Earlier results from that trial, from March 2021, included 257 patients, with 131 assigned to the donanemab group and 126 to the placebo group. The researchers observed a change from baseline in the iADRS score at 76 weeks of 6.86 among patients receiving donanemab and 10.06 among patients receiving placebo (difference, 3.2; 95% CI, 0.12 to 6.27), with a smaller reduction representing less cognitive and functional decline, according to the study results. An analysis with a mixed model for reported measures (MMRM) showed that, at 76 weeks, the estimated percent change in the iADRS score in the donanemab group, compared with the placebo group, was similar to the Bayesian disease progression ratio over the entire 18-month period. According to this ratio, the posterior probability of at least 25% slower disease progression in the donanemab group than in the placebo group, as measured by the iADRS score, was calculated as 0.78.

Results regarding secondary outcomes were “mixed,” according to the researchers.
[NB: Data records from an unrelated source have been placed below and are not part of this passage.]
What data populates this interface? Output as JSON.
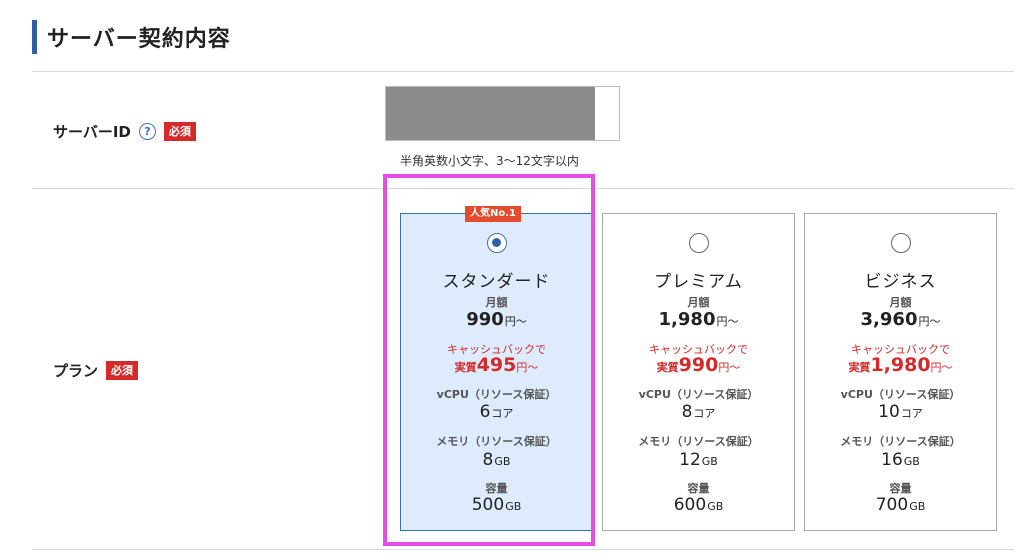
{
  "section": {
    "title": "サーバー契約内容"
  },
  "server_id": {
    "label": "サーバーID",
    "help": "?",
    "required": "必須",
    "hint": "半角英数小文字、3〜12文字以内",
    "value": ""
  },
  "plan_row": {
    "label": "プラン",
    "required": "必須"
  },
  "plans": [
    {
      "badge": "人気No.1",
      "name": "スタンダード",
      "selected": true,
      "monthly_label": "月額",
      "monthly_price": "990",
      "price_unit": "円〜",
      "cashback_label": "キャッシュバックで",
      "cashback_prefix": "実質",
      "cashback_price": "495",
      "cashback_unit": "円〜",
      "vcpu_label": "vCPU（リソース保証）",
      "vcpu_value": "6",
      "vcpu_unit": "コア",
      "memory_label": "メモリ（リソース保証）",
      "memory_value": "8",
      "memory_unit": "GB",
      "storage_label": "容量",
      "storage_value": "500",
      "storage_unit": "GB"
    },
    {
      "name": "プレミアム",
      "selected": false,
      "monthly_label": "月額",
      "monthly_price": "1,980",
      "price_unit": "円〜",
      "cashback_label": "キャッシュバックで",
      "cashback_prefix": "実質",
      "cashback_price": "990",
      "cashback_unit": "円〜",
      "vcpu_label": "vCPU（リソース保証）",
      "vcpu_value": "8",
      "vcpu_unit": "コア",
      "memory_label": "メモリ（リソース保証）",
      "memory_value": "12",
      "memory_unit": "GB",
      "storage_label": "容量",
      "storage_value": "600",
      "storage_unit": "GB"
    },
    {
      "name": "ビジネス",
      "selected": false,
      "monthly_label": "月額",
      "monthly_price": "3,960",
      "price_unit": "円〜",
      "cashback_label": "キャッシュバックで",
      "cashback_prefix": "実質",
      "cashback_price": "1,980",
      "cashback_unit": "円〜",
      "vcpu_label": "vCPU（リソース保証）",
      "vcpu_value": "10",
      "vcpu_unit": "コア",
      "memory_label": "メモリ（リソース保証）",
      "memory_value": "16",
      "memory_unit": "GB",
      "storage_label": "容量",
      "storage_value": "700",
      "storage_unit": "GB"
    }
  ],
  "colors": {
    "accent": "#2f5fa5",
    "required": "#d42a2a",
    "popular": "#e34b2c",
    "selected_bg": "#ddebfd",
    "highlight": "#e44ee3"
  }
}
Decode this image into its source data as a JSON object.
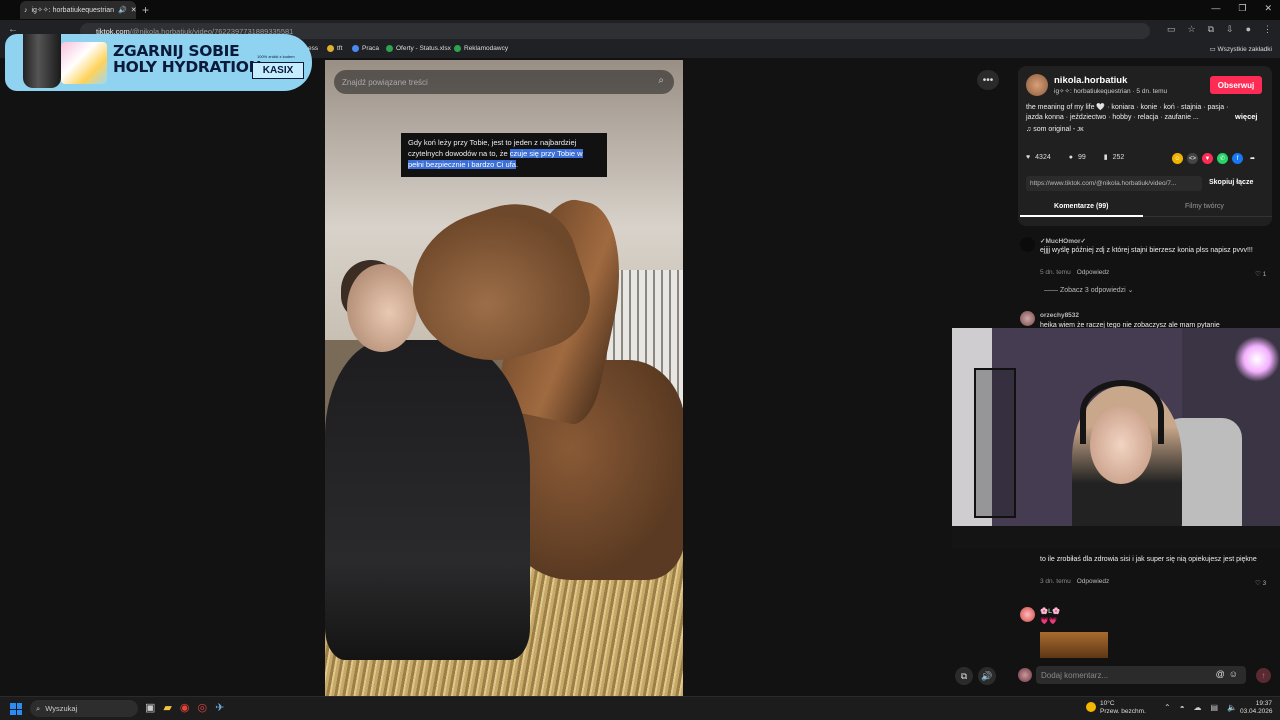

They observed no significant difference in CDR-SB scores between the two groups, which prevented them from making “definite conclusions” about the differences in ADAS-Cog13 scores. The investigators saw no significant differences between the groups regarding ADCS-iADL and MMSE.

"The Alzheimer’s Association welcomes these FDA actions as exciting advances in the Alzheimer’s treatment pipeline. They underscore the scientific validity of pursuing this treatment pathway,” Maria C. Carrillo, PhD, chief science officer of the Alzheimer’s Association, said in a press release issued by the organization. “We know that history shows FDA action leads to greater investment and innovation, and the discovery and development of more and better drugs. This is already happening. While these new announcements are encouraging, we need to continue to diversify the Alzheimer’s treatment pipeline.”


Eisai Global. Eisai and Biogen Inc. announce U.S. FDA grants breakthrough therapy designation for lecanemab (BAN2401), an anti-amyloid beta protofibril antibody for the treatment of Alzheimer’s disease. Available at: Accessed June 24, 2021.

Lilly. Lilly's donanemab receives U.S. FDA's breakthrough therapy designation for treatment of Alzheimer's disease. Available at: Accessed June 24, 2021.